Let’s start with a very brief overview of the method. The model, which I originally called the Poisson Maximum Likelihood (PML) Model, assigns scores to each team’s offense and each starting pitcher. The idea, roughly, is that multiplying an offense’s score by a starting pitcher’s score gives the average number of runs we’d expect that offense to score in a game started by that pitcher. As you can imagine, lower scores are better for pitchers (they mean more runs!) while the opposite is true for offenses. These scores can be used to evaluate the performances of offenses and starters throughout the season. For the purposes of this article, I’ll leave the explanation at that, but I’ve posted the original methodology article on Model 284 here.
Overview of 2017 Scores
Let’s take a look at some scores! The table below gives each team’s offense score for the 2017 season. It should come as no surprise that the Astros are head and shoulders above all other teams. They led the MLB in average, OBP, and slugging percentage, posting a wRC+ of 121. The next closest team, the Yankees, ended with a wRC+ of 108. The other high-scoring teams in PML—New York, Arizona, and the Coors-assisted Rockies—come as no surprise either.
Next, let’s take a look at pitchers. The following table gives the ten best starting pitcher scores. Note that this doesn’t necessarily mean these were the best pitchers; rather, if a pitcher is on this list, it means that the combination of him, his defense, and his bullpen limited opponent runs exceptionally well in 2017. See the full methodology for details.

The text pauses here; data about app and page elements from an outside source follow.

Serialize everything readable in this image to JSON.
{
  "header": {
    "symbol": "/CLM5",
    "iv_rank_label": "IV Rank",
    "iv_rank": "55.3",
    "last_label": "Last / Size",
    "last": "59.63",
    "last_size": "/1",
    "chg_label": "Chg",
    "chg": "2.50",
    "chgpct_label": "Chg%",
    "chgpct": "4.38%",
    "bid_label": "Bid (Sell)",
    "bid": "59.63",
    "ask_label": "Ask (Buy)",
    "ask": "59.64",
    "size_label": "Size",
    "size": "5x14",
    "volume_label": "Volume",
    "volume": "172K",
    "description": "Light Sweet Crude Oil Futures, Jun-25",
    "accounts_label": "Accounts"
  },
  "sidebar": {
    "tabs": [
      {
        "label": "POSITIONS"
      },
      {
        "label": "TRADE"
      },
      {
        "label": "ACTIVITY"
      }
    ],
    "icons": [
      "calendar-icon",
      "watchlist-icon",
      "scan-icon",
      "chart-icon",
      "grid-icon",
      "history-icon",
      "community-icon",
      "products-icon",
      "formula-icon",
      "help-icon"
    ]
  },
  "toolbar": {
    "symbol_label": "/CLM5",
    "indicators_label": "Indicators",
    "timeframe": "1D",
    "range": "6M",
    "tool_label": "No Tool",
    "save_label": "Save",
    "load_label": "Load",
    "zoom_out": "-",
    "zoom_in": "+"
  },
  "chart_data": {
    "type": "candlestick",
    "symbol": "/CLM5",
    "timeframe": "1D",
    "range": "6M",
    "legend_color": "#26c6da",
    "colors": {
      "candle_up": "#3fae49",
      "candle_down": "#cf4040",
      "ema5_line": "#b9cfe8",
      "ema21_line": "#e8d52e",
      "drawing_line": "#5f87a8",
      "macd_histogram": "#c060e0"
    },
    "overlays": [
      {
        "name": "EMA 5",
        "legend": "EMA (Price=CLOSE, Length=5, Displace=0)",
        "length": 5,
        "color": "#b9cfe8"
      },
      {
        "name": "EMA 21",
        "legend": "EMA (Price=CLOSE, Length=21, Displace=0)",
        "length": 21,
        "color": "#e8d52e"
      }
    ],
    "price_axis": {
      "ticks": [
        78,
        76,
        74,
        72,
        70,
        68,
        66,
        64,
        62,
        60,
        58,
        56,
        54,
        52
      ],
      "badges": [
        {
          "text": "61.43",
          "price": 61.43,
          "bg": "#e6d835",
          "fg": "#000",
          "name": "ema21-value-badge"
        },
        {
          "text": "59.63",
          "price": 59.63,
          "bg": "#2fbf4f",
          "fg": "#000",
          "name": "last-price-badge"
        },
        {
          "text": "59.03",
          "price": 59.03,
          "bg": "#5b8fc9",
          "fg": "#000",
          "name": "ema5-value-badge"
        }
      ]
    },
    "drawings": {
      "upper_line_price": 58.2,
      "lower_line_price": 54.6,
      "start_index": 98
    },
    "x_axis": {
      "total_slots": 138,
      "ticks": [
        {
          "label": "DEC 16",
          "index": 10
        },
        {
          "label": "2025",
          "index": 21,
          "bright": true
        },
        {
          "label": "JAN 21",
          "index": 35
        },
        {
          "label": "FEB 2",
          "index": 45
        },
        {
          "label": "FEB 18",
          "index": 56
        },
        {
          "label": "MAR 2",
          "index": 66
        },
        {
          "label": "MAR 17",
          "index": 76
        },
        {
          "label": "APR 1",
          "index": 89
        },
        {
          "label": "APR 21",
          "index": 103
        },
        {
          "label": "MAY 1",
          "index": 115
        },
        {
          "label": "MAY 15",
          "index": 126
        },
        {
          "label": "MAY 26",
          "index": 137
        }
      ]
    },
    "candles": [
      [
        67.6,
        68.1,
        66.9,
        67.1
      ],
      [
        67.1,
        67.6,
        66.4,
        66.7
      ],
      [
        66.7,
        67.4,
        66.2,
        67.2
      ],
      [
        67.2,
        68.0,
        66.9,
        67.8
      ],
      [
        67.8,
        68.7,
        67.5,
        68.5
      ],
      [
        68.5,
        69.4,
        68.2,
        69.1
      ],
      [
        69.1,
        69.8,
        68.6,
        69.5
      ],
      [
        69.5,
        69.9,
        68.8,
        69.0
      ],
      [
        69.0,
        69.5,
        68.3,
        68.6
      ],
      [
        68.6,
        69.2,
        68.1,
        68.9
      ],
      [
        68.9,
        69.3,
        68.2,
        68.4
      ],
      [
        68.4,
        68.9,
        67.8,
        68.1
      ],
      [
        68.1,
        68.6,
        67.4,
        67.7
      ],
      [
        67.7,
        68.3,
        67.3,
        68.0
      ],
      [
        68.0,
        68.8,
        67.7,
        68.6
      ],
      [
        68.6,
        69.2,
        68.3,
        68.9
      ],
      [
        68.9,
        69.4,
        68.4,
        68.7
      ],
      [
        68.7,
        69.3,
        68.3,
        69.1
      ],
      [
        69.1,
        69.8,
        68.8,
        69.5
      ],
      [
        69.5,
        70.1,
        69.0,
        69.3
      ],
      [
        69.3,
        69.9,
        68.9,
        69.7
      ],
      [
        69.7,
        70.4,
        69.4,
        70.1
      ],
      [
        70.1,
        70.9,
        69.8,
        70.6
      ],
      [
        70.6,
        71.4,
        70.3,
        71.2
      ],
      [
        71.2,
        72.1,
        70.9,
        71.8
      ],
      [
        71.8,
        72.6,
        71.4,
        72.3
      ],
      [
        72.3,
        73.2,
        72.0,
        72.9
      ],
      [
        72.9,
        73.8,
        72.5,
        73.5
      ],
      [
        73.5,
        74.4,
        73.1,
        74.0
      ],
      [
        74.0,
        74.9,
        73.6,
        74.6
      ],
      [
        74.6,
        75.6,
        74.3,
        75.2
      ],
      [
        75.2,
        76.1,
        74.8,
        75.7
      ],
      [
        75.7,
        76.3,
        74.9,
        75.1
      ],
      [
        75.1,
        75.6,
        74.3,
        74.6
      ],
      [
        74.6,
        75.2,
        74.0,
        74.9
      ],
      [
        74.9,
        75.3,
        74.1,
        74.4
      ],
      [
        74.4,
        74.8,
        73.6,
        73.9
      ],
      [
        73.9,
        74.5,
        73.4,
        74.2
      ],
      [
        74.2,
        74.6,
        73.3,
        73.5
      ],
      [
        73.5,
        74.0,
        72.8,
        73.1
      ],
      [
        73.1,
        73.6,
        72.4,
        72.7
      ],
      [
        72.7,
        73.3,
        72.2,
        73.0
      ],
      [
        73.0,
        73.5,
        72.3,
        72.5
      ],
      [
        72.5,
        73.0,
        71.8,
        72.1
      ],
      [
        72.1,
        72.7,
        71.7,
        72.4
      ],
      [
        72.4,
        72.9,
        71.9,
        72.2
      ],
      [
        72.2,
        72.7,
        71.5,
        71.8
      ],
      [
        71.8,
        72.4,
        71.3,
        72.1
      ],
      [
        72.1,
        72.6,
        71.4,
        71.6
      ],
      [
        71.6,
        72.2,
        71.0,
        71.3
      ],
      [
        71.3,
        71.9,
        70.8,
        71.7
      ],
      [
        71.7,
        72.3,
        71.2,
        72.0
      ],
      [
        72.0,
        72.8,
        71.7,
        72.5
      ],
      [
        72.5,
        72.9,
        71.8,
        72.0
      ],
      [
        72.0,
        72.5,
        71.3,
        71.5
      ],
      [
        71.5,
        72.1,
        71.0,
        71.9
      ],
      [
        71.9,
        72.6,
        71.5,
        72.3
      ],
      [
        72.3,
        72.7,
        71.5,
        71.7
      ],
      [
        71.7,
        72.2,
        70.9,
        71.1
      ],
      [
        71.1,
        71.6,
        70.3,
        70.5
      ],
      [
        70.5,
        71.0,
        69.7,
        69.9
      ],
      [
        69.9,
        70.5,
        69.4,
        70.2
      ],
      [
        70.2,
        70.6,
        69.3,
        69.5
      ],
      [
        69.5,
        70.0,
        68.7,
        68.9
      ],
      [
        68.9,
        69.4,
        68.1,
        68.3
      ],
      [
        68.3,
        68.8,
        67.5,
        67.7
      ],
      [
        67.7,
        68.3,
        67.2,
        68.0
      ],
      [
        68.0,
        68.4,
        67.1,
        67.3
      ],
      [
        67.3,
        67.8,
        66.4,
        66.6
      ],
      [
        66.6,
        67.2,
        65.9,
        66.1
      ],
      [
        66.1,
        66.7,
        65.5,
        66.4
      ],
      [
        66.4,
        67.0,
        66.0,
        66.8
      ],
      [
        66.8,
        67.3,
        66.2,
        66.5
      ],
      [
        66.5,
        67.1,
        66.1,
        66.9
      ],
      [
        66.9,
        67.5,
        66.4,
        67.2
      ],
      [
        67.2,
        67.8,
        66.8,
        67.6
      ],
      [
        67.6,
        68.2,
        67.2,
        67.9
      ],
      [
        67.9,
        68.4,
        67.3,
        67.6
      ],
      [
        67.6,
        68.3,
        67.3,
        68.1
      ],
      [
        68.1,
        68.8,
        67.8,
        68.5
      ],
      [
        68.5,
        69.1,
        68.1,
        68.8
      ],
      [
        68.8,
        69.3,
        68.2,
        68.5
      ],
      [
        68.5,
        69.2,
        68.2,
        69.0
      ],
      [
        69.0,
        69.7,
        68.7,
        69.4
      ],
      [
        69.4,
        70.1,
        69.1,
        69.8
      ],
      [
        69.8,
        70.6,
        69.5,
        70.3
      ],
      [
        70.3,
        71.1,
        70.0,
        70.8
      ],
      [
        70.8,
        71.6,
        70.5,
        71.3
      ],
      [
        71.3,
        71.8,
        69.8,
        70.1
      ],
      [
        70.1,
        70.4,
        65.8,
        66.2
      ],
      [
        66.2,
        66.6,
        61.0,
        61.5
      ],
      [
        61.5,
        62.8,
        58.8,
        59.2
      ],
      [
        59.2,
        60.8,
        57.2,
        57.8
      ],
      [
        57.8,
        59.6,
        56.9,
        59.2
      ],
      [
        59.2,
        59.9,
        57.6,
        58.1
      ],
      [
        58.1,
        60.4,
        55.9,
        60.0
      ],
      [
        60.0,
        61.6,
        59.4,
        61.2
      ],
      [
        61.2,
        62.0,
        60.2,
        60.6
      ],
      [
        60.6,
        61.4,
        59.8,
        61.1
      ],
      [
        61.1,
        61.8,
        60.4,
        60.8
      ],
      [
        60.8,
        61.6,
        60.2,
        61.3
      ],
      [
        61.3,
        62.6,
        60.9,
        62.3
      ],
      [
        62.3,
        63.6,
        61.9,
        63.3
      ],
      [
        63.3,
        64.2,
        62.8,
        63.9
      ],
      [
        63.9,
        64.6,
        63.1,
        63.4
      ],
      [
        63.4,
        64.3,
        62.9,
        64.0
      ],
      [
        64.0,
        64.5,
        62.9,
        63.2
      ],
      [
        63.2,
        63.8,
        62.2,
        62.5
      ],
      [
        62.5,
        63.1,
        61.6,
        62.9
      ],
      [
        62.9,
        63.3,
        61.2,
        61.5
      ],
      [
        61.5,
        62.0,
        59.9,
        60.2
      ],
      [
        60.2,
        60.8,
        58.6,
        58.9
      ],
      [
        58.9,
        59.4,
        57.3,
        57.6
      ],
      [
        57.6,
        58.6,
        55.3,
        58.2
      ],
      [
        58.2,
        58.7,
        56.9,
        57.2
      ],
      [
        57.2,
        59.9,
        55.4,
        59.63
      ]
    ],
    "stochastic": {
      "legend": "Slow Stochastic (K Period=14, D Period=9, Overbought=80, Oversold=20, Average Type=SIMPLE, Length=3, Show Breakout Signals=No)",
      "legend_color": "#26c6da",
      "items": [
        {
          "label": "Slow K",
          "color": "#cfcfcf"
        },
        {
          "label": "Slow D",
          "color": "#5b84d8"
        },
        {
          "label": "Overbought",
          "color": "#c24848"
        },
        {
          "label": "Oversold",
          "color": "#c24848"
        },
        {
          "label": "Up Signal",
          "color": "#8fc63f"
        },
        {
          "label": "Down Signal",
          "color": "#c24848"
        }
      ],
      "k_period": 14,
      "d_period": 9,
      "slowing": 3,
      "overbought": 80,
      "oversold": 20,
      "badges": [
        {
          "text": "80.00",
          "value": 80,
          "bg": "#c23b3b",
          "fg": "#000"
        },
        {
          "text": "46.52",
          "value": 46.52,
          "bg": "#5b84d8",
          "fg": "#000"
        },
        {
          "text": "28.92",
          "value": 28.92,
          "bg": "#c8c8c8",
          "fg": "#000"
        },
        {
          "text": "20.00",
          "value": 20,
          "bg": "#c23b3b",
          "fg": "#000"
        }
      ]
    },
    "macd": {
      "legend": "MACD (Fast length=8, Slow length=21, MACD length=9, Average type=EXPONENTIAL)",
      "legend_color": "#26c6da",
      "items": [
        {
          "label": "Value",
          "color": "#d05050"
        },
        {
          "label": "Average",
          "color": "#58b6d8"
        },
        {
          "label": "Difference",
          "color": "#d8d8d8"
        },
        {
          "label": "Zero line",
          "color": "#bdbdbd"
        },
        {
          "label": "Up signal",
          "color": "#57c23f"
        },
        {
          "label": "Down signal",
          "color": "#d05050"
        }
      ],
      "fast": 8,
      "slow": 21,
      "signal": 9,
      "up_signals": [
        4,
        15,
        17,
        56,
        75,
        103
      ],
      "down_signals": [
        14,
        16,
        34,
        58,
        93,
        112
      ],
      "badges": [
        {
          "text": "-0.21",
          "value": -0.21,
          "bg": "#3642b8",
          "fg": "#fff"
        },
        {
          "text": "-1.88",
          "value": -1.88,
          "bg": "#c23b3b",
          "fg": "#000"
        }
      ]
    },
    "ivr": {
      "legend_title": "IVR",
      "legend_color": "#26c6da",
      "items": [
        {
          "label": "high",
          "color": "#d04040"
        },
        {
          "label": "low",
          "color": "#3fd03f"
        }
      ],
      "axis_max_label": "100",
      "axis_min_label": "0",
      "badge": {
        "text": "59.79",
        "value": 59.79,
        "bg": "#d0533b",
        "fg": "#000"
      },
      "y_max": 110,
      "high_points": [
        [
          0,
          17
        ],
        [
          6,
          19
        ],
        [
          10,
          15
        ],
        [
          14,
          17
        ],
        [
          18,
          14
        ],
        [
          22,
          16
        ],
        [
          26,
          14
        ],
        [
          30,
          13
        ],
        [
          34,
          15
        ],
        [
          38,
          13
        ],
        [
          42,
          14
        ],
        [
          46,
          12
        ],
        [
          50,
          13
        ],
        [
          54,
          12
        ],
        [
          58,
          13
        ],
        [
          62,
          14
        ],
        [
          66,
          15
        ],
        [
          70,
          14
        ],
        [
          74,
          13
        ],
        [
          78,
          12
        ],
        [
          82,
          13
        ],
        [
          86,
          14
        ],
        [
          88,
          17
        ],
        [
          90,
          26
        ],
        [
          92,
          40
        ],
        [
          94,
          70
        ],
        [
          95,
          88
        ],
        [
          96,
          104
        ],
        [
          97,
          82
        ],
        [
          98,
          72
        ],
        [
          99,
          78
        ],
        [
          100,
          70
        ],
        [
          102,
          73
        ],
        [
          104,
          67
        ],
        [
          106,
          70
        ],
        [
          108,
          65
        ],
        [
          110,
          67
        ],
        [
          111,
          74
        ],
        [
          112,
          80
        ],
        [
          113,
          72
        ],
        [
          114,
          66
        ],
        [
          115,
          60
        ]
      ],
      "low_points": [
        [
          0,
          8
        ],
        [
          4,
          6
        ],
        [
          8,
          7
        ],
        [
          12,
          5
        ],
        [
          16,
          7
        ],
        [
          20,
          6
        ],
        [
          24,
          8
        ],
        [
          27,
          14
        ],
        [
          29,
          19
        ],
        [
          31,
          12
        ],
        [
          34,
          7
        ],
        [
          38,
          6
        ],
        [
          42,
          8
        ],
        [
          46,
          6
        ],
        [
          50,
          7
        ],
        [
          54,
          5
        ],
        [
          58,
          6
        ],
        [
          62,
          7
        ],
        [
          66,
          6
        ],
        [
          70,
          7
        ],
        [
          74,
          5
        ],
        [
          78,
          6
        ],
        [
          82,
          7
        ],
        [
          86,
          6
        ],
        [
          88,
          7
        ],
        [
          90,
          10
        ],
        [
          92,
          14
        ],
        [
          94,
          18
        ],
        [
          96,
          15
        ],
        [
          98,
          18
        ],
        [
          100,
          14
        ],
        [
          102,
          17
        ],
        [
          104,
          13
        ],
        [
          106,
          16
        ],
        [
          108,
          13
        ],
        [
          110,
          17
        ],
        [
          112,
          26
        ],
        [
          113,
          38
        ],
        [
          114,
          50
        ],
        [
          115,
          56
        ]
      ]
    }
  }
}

Starting Pitcher Scores
For more PML, keep an eye out for playoff posts and take a look at the methodology article!